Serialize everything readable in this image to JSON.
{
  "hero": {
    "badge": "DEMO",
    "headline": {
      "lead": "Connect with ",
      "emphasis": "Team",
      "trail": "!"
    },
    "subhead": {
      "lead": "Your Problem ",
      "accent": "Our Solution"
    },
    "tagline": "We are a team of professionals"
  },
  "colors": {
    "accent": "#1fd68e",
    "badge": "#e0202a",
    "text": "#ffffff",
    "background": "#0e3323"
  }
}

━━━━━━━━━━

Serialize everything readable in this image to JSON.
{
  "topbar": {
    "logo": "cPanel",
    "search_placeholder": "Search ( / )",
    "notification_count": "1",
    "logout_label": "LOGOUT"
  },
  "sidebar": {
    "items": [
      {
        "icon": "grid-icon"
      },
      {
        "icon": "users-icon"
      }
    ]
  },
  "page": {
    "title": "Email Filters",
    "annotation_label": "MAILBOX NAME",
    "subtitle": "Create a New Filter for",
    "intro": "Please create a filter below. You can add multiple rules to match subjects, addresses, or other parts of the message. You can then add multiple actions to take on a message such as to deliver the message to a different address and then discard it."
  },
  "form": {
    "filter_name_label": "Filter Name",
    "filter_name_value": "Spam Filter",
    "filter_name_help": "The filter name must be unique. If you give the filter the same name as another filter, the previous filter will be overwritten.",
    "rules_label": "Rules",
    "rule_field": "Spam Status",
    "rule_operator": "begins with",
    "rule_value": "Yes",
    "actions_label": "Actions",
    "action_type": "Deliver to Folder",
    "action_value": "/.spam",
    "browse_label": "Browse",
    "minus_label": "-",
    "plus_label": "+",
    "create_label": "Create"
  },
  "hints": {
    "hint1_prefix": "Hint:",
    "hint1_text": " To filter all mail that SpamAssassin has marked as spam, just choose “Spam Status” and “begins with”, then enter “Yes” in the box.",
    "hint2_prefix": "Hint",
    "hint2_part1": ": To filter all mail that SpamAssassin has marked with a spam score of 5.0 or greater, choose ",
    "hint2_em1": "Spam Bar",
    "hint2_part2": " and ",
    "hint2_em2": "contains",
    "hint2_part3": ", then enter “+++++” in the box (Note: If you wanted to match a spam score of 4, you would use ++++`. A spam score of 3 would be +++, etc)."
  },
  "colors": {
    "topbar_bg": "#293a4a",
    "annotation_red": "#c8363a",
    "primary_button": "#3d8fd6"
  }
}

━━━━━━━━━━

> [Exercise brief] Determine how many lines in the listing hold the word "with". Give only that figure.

> [Response to the task] 4